by Fred Roed on 08/06/09 at 1:52 pm
Small business owners, starter-uppers, entrepreneurial venturers and other mad-scientist-types the world over will understand this question: “Is writing a business plan even worth it?”
When starting World Wide Creative, as well as Art Revision, Heavy Chef and BugZapper, I know we didn’t bother. I’m not sure my Ideate colleagues over at Yuppiechef did either. So, did it make a difference? Would we have achieved success any quicker if we had written the 40 page document so keenly advised by Bank Managers, Business Consultants and Accountants the world over?
The other day a funny thing happened. I was invited to a free lunch* by a team of young, starry-eyed entrepreneurs. They wanted advice on how to make their world-domination idea a huge success. I felt a little uncomfortable with the admiration and adoration handed out by my acolytes… but then I got over it. So, after pizza and a few beers, I found myself saying something decidedly un-Heavy Chef – “Guys,” I said sagely, “you need to write a business plan!”
Wham – ! There you have it. A business plan. I actually said the words. And, mind you, without a hint of irony, or even a nervous glance at the clouds gathering above ready to lightning strike the hypocrisy out of me.
Afterwards, I almost choked and phoned them up: “Nooo! Don’t listen to me! Just read Screw it! Let’s Do it! and get on with it!”
And then, I settled down and reflected on the reasons why writing a business plan may not be such a bad idea. After all, developing a business plan is central to many business school curriculums – this you will get wether you get a business administration degree from DeVry, UNISA or our very own UCT GSB. So, here’s a list of my thoughts, which I will kindly share with you (since Ideate is that kind of blog):
1. A business plan is the first step to the ‘Company Manual’ written about by Michael Gerber in his seminal book E-Myth Revisited (a good read, by the way, for those of you wanting to do business right)
2. A business plan should include costs and revenue forecast, which will make you understand how much money you can really make out of the thing. It’s important that you’re honest here.
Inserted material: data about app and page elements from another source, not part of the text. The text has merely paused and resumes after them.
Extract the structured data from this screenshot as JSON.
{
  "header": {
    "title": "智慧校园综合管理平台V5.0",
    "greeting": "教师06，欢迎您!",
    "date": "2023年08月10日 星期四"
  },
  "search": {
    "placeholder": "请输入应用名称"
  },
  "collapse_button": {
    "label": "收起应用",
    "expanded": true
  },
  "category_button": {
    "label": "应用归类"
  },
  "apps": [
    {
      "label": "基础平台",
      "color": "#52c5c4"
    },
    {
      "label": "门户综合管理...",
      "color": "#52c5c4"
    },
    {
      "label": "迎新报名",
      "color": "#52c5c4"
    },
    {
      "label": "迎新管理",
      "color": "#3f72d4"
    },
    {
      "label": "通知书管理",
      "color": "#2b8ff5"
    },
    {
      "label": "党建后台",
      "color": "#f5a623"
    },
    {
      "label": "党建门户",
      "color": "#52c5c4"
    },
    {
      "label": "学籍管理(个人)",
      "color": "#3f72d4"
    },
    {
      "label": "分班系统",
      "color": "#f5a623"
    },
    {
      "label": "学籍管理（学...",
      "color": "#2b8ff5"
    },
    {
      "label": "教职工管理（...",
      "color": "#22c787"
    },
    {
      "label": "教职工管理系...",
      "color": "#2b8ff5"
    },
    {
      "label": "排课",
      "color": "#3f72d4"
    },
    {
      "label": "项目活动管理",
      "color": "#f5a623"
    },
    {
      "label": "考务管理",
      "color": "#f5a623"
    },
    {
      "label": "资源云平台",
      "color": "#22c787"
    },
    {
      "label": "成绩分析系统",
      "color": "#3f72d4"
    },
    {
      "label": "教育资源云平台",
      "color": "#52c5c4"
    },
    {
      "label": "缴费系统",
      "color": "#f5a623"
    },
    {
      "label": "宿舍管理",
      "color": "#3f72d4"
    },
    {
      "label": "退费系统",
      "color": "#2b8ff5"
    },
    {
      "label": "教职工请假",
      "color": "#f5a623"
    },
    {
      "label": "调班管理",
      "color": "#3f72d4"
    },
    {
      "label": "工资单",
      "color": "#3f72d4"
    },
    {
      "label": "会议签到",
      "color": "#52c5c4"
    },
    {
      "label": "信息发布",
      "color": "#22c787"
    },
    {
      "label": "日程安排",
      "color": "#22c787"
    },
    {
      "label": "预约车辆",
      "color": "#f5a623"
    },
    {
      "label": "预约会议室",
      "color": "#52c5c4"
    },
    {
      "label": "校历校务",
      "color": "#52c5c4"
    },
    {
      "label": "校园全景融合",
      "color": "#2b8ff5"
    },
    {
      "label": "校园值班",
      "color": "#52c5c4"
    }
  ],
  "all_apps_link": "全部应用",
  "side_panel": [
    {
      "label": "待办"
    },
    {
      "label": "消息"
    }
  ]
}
Or, if you’re trying to gain investment, exaggerate as much as possible.
3. A business plan is critical to get investment (see point 2). So many business ideas nowadays require seed capital investment – and believe me, there ARE investors out there. You just need to look… and have a business plan.
4. A business plan should also include a marketing plan. This must also make you think about how you will generate sales – especially in the beginning – and build your brand.
5. A business plan must make you define your brand correctly. “What?” I hear you say. “Aren’t brands only for big companies?” “Nope” is my slow, patient reply. “A ‘brand’ is merely the message you choose to convey. This message must contain a promise… and it should be a promise you can actually keep.”
6, A business plan should include a plan for expansion. Who are your suppliers? How many staff will you need? What agreements and contracts are in place? And how secure (read “watertight”) are those documents?
7 A business plan, finally and most importantly, should state, unequivocally, how your business differentiates. It is important to ‘think like an investor’ in this case. Ensure that you’re being realistic here – ask yourself ‘Would I buy from this company? Would I INVEST in this company? What is SPECIAL about this company?’
And there you have it.
A 7 step blueprint for creating the perfect business plan, posted by someone who’s never actually written one.
Ah, the beauty of blogging.
*There really is no such thing, by the way.
Fred Roed is the marketing guy in the Ideate crew. Fred is the CEO of web marketing company World Wide Creative and the co-founder of online learning portal Heavy Chef. Fred loves writing about people out there doing marketing right. Follow Fred on Twitter here. View more articles by Fred Roed.